- WORK ORDER: Return, from the lines below, each one that includes the word "with".

[Saved entries]
-- Opening Marker --

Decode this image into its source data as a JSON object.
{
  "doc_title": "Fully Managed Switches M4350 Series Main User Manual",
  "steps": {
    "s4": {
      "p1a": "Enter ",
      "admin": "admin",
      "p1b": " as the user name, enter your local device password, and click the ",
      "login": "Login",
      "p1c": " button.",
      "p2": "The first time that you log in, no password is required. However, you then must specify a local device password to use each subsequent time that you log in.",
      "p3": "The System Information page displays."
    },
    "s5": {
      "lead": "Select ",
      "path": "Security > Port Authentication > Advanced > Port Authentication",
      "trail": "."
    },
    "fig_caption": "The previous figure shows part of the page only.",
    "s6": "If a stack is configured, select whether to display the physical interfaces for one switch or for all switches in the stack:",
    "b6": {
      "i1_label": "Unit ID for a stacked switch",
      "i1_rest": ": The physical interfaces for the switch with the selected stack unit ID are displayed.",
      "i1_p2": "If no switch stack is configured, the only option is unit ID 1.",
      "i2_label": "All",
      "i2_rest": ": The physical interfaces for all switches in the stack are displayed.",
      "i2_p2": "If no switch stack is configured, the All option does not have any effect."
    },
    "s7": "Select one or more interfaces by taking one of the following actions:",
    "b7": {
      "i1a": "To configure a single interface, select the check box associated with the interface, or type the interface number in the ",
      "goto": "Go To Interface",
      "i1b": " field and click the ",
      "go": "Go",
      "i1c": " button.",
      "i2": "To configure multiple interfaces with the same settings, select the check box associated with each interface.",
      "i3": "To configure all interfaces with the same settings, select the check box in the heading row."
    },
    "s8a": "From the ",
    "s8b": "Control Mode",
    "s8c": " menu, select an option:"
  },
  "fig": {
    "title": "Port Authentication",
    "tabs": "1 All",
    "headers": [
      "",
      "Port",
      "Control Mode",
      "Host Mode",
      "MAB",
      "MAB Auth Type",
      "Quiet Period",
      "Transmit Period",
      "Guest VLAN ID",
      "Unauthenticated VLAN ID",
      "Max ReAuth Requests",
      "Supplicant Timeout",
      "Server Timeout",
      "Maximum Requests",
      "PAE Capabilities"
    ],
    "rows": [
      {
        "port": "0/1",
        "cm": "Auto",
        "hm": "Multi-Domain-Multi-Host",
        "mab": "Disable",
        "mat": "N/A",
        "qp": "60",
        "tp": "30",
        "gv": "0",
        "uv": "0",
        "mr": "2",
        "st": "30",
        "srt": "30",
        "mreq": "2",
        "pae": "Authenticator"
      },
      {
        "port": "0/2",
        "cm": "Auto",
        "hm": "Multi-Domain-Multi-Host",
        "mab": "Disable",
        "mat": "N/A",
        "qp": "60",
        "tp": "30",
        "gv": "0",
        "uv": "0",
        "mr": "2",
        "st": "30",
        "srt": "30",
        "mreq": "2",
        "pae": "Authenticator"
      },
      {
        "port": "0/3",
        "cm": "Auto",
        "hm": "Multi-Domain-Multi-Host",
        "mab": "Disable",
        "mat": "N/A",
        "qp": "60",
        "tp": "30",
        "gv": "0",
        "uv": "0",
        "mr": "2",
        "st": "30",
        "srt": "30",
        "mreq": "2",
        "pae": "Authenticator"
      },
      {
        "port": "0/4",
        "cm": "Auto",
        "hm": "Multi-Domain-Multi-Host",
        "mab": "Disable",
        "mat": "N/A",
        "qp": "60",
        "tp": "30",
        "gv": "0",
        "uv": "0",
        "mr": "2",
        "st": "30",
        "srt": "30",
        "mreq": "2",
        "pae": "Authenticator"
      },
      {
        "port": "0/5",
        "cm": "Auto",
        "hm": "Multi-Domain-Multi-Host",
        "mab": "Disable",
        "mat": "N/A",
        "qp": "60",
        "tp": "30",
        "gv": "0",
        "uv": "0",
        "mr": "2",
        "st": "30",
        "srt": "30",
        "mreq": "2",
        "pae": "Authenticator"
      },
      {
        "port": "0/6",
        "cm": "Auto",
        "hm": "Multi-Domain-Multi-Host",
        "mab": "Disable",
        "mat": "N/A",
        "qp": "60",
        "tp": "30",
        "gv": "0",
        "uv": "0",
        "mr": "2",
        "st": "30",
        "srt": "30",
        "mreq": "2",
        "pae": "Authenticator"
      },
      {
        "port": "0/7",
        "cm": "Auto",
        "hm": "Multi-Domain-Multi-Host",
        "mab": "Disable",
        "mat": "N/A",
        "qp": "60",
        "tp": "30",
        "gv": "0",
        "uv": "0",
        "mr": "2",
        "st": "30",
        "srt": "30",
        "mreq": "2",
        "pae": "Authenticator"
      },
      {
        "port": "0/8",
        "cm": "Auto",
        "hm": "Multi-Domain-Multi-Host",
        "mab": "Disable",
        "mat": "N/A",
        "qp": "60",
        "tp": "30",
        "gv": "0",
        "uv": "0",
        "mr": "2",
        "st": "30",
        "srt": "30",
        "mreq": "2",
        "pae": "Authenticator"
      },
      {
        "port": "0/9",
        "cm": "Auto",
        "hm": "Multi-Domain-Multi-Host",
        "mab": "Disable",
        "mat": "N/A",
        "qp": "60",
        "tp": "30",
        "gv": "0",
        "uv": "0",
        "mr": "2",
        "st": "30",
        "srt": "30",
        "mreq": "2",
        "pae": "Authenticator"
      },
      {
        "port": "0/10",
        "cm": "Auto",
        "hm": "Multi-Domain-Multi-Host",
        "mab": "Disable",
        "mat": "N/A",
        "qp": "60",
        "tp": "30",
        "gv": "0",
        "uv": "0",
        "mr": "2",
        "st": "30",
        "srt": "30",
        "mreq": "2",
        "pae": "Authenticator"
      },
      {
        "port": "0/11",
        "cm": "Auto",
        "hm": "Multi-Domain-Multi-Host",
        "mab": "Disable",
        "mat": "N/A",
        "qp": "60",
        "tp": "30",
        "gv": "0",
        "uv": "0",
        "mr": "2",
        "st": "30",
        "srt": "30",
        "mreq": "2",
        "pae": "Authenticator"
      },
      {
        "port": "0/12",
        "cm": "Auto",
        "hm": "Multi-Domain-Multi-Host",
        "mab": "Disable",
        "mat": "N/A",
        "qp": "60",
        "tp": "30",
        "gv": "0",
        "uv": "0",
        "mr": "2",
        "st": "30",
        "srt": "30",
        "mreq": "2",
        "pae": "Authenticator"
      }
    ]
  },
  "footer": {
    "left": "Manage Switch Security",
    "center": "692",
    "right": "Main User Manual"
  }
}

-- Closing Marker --

- REPLY TO THE EXERCISE:
      "i1_rest": ": The physical interfaces for the switch with the selected stack unit ID are displayed.",
      "i1a": "To configure a single interface, select the check box associated with the interface, or type the interface number in the ",
      "i2": "To configure multiple interfaces with the same settings, select the check box associated with each interface.",
      "i3": "To configure all interfaces with the same settings, select the check box in the heading row."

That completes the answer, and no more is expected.